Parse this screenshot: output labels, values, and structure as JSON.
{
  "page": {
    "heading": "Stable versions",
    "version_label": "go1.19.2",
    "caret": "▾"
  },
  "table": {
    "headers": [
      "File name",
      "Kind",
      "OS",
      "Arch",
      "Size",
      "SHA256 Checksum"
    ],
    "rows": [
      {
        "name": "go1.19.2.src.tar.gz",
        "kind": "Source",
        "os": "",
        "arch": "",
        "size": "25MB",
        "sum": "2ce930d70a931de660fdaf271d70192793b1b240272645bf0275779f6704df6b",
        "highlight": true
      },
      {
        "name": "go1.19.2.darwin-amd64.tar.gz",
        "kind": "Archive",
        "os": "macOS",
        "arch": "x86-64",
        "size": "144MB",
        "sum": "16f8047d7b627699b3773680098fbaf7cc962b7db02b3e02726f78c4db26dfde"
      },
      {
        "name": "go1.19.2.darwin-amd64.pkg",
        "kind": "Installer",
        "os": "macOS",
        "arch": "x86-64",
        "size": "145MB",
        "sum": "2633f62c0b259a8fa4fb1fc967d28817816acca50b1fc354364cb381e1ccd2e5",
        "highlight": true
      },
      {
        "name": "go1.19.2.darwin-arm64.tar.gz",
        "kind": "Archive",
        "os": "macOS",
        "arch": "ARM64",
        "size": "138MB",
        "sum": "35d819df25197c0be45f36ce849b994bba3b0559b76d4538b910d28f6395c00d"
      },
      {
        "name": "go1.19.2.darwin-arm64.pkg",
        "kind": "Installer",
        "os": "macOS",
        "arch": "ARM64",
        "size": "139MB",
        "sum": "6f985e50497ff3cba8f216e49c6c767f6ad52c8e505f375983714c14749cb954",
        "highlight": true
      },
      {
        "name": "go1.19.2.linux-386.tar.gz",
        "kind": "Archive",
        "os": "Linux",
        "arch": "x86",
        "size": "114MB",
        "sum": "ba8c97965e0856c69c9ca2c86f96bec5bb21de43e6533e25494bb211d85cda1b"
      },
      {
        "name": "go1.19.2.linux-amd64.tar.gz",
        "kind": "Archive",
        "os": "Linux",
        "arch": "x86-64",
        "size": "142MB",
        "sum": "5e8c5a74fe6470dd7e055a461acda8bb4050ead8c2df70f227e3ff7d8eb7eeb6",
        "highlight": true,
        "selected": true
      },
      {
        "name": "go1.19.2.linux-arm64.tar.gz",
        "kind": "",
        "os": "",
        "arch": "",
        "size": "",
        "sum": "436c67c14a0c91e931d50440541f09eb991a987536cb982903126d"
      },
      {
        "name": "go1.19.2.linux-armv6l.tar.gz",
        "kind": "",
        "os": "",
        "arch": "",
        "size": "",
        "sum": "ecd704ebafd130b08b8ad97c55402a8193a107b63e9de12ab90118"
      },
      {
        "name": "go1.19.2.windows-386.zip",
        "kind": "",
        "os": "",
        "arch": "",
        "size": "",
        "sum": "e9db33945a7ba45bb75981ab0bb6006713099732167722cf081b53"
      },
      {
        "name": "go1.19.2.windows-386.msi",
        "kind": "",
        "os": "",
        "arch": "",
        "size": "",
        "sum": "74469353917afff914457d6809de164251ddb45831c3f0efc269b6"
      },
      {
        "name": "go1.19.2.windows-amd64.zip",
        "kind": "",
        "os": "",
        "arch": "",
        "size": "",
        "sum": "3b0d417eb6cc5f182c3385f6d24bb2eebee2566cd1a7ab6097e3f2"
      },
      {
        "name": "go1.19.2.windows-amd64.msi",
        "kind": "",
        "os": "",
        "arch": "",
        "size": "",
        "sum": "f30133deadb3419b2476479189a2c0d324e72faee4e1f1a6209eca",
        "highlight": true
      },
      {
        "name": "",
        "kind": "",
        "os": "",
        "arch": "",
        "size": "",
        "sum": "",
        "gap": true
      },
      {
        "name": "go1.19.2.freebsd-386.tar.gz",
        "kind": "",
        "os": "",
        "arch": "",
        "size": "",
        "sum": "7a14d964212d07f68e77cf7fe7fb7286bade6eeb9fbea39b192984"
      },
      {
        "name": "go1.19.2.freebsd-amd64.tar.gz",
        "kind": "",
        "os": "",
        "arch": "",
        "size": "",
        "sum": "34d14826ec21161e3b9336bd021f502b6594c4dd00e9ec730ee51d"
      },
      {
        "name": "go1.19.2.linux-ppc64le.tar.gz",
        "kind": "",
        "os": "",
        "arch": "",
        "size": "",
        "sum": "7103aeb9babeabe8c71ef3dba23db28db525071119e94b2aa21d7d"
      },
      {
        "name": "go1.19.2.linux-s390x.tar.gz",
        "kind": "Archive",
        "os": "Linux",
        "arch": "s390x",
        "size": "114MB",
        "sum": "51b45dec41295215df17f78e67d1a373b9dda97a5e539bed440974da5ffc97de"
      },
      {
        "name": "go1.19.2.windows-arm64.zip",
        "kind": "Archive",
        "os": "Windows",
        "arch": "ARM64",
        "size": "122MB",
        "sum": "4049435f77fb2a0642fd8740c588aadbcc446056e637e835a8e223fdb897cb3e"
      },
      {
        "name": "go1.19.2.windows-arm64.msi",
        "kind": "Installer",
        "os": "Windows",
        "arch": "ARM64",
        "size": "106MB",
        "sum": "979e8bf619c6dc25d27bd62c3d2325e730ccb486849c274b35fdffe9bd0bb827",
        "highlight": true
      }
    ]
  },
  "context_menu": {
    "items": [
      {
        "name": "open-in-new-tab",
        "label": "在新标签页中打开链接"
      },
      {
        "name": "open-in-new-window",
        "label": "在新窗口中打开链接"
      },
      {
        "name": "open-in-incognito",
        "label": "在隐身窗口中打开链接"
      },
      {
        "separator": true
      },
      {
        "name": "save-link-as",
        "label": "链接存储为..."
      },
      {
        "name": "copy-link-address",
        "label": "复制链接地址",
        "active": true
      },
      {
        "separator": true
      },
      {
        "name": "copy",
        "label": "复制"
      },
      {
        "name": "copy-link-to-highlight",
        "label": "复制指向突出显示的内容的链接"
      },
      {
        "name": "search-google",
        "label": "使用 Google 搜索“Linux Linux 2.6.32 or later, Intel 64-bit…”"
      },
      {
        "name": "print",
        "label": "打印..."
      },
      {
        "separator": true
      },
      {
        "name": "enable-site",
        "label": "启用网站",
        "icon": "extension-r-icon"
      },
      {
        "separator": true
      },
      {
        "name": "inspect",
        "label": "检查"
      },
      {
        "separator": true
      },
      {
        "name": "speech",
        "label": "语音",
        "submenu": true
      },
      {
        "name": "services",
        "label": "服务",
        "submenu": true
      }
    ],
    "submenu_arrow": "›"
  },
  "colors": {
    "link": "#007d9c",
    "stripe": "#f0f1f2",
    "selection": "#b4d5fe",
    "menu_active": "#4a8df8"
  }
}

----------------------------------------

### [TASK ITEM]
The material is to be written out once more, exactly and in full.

### [TASK OUTPUT]
Parse this screenshot: output labels, values, and structure as JSON.
{
  "page": {
    "heading": "Stable versions",
    "version_label": "go1.19.2",
    "caret": "▾"
  },
  "table": {
    "headers": [
      "File name",
      "Kind",
      "OS",
      "Arch",
      "Size",
      "SHA256 Checksum"
    ],
    "rows": [
      {
        "name": "go1.19.2.src.tar.gz",
        "kind": "Source",
        "os": "",
        "arch": "",
        "size": "25MB",
        "sum": "2ce930d70a931de660fdaf271d70192793b1b240272645bf0275779f6704df6b",
        "highlight": true
      },
      {
        "name": "go1.19.2.darwin-amd64.tar.gz",
        "kind": "Archive",
        "os": "macOS",
        "arch": "x86-64",
        "size": "144MB",
        "sum": "16f8047d7b627699b3773680098fbaf7cc962b7db02b3e02726f78c4db26dfde"
      },
      {
        "name": "go1.19.2.darwin-amd64.pkg",
        "kind": "Installer",
        "os": "macOS",
        "arch": "x86-64",
        "size": "145MB",
        "sum": "2633f62c0b259a8fa4fb1fc967d28817816acca50b1fc354364cb381e1ccd2e5",
        "highlight": true
      },
      {
        "name": "go1.19.2.darwin-arm64.tar.gz",
        "kind": "Archive",
        "os": "macOS",
        "arch": "ARM64",
        "size": "138MB",
        "sum": "35d819df25197c0be45f36ce849b994bba3b0559b76d4538b910d28f6395c00d"
      },
      {
        "name": "go1.19.2.darwin-arm64.pkg",
        "kind": "Installer",
        "os": "macOS",
        "arch": "ARM64",
        "size": "139MB",
        "sum": "6f985e50497ff3cba8f216e49c6c767f6ad52c8e505f375983714c14749cb954",
        "highlight": true
      },
      {
        "name": "go1.19.2.linux-386.tar.gz",
        "kind": "Archive",
        "os": "Linux",
        "arch": "x86",
        "size": "114MB",
        "sum": "ba8c97965e0856c69c9ca2c86f96bec5bb21de43e6533e25494bb211d85cda1b"
      },
      {
        "name": "go1.19.2.linux-amd64.tar.gz",
        "kind": "Archive",
        "os": "Linux",
        "arch": "x86-64",
        "size": "142MB",
        "sum": "5e8c5a74fe6470dd7e055a461acda8bb4050ead8c2df70f227e3ff7d8eb7eeb6",
        "highlight": true,
        "selected": true
      },
      {
        "name": "go1.19.2.linux-arm64.tar.gz",
        "kind": "",
        "os": "",
        "arch": "",
        "size": "",
        "sum": "436c67c14a0c91e931d50440541f09eb991a987536cb982903126d"
      },
      {
        "name": "go1.19.2.linux-armv6l.tar.gz",
        "kind": "",
        "os": "",
        "arch": "",
        "size": "",
        "sum": "ecd704ebafd130b08b8ad97c55402a8193a107b63e9de12ab90118"
      },
      {
        "name": "go1.19.2.windows-386.zip",
        "kind": "",
        "os": "",
        "arch": "",
        "size": "",
        "sum": "e9db33945a7ba45bb75981ab0bb6006713099732167722cf081b53"
      },
      {
        "name": "go1.19.2.windows-386.msi",
        "kind": "",
        "os": "",
        "arch": "",
        "size": "",
        "sum": "74469353917afff914457d6809de164251ddb45831c3f0efc269b6"
      },
      {
        "name": "go1.19.2.windows-amd64.zip",
        "kind": "",
        "os": "",
        "arch": "",
        "size": "",
        "sum": "3b0d417eb6cc5f182c3385f6d24bb2eebee2566cd1a7ab6097e3f2"
      },
      {
        "name": "go1.19.2.windows-amd64.msi",
        "kind": "",
        "os": "",
        "arch": "",
        "size": "",
        "sum": "f30133deadb3419b2476479189a2c0d324e72faee4e1f1a6209eca",
        "highlight": true
      },
      {
        "name": "",
        "kind": "",
        "os": "",
        "arch": "",
        "size": "",
        "sum": "",
        "gap": true
      },
      {
        "name": "go1.19.2.freebsd-386.tar.gz",
        "kind": "",
        "os": "",
        "arch": "",
        "size": "",
        "sum": "7a14d964212d07f68e77cf7fe7fb7286bade6eeb9fbea39b192984"
      },
      {
        "name": "go1.19.2.freebsd-amd64.tar.gz",
        "kind": "",
        "os": "",
        "arch": "",
        "size": "",
        "sum": "34d14826ec21161e3b9336bd021f502b6594c4dd00e9ec730ee51d"
      },
      {
        "name": "go1.19.2.linux-ppc64le.tar.gz",
        "kind": "",
        "os": "",
        "arch": "",
        "size": "",
        "sum": "7103aeb9babeabe8c71ef3dba23db28db525071119e94b2aa21d7d"
      },
      {
        "name": "go1.19.2.linux-s390x.tar.gz",
        "kind": "Archive",
        "os": "Linux",
        "arch": "s390x",
        "size": "114MB",
        "sum": "51b45dec41295215df17f78e67d1a373b9dda97a5e539bed440974da5ffc97de"
      },
      {
        "name": "go1.19.2.windows-arm64.zip",
        "kind": "Archive",
        "os": "Windows",
        "arch": "ARM64",
        "size": "122MB",
        "sum": "4049435f77fb2a0642fd8740c588aadbcc446056e637e835a8e223fdb897cb3e"
      },
      {
        "name": "go1.19.2.windows-arm64.msi",
        "kind": "Installer",
        "os": "Windows",
        "arch": "ARM64",
        "size": "106MB",
        "sum": "979e8bf619c6dc25d27bd62c3d2325e730ccb486849c274b35fdffe9bd0bb827",
        "highlight": true
      }
    ]
  },
  "context_menu": {
    "items": [
      {
        "name": "open-in-new-tab",
        "label": "在新标签页中打开链接"
      },
      {
        "name": "open-in-new-window",
        "label": "在新窗口中打开链接"
      },
      {
        "name": "open-in-incognito",
        "label": "在隐身窗口中打开链接"
      },
      {
        "separator": true
      },
      {
        "name": "save-link-as",
        "label": "链接存储为..."
      },
      {
        "name": "copy-link-address",
        "label": "复制链接地址",
        "active": true
      },
      {
        "separator": true
      },
      {
        "name": "copy",
        "label": "复制"
      },
      {
        "name": "copy-link-to-highlight",
        "label": "复制指向突出显示的内容的链接"
      },
      {
        "name": "search-google",
        "label": "使用 Google 搜索“Linux Linux 2.6.32 or later, Intel 64-bit…”"
      },
      {
        "name": "print",
        "label": "打印..."
      },
      {
        "separator": true
      },
      {
        "name": "enable-site",
        "label": "启用网站",
        "icon": "extension-r-icon"
      },
      {
        "separator": true
      },
      {
        "name": "inspect",
        "label": "检查"
      },
      {
        "separator": true
      },
      {
        "name": "speech",
        "label": "语音",
        "submenu": true
      },
      {
        "name": "services",
        "label": "服务",
        "submenu": true
      }
    ],
    "submenu_arrow": "›"
  },
  "colors": {
    "link": "#007d9c",
    "stripe": "#f0f1f2",
    "selection": "#b4d5fe",
    "menu_active": "#4a8df8"
  }
}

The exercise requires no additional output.